Because the patient had previous anterior stromal puncture and subepithelial corneal scarring, activated keratocytes were likely present, increasing the risk for postoperative haze. To manage this case, I would discuss the situation with the patient and emphasize that haze reduction rather than the refractive outcome would be the goal. Also, I would emphasize that the corneal haze may recur. I would optimize the anterior ocular surface with lubricants, temporary plugs, and topical cyclosporine (if required) before treatment to ensure rapid reepithelialization of the cornea. Next, I would perform a superficial keratectomy to remove the central 9.0 mm of corneal epithelium and irregularly elevated scar tissue. After superficial keratectomy, I would treat 50% to 65% of the refraction and apply MMC 0.02% for 60 seconds. The 60-second application is based on a literature review (not published) I performed last year of MMC treatment in eyes with pathologic corneal haze. In many cases with pathologic corneal haze after excimer laser treatment there is corneal flattening, resulting in a hyperopic shift; however, the data given here suggest that the patient received a deep PTK ablation. I never treat the full correction; my limit is 50% to 65% of the refraction because scar removal can greatly affect the refractive outcome. Another reason for the reduced treatment is the MMC application; however, the amount of treatment reduction varies by surgeon.

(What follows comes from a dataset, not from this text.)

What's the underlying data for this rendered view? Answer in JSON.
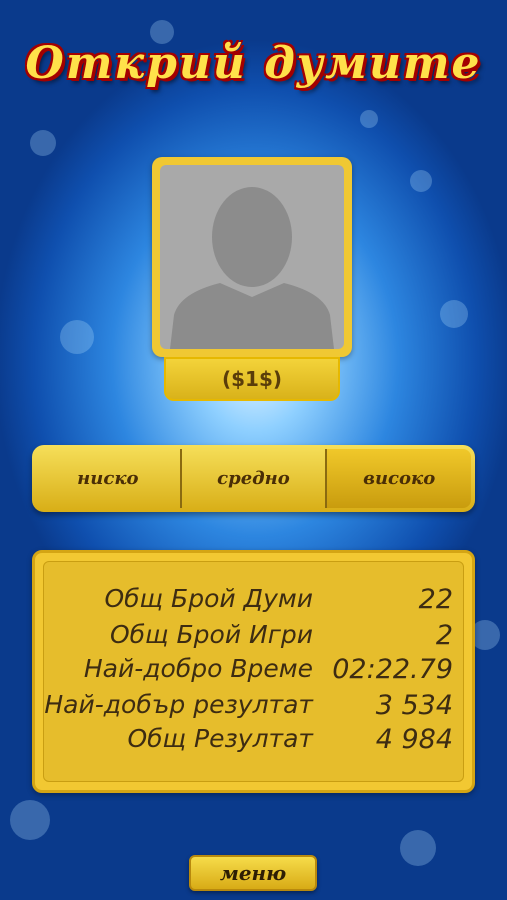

At the end of the procedure, I would place an extended-wear contact lens to facilitate corneal epithelialization; the contact lens would be worn until the corneal surface is fully reepithelialized. A slow steroid taper (over 2 to 3 months) would be prescribed to modulate haze formation in the postoperative period; I would also ask the patient to take oral vitamin C (500 mg 2 times a day 1 week before the procedure and for 2 weeks after) and use sunglasses to protect against ultraviolet light. Topical cyclosporine would be continued in the postoperative period.

© 2010 by Lippincott Williams & Wilkins, Inc.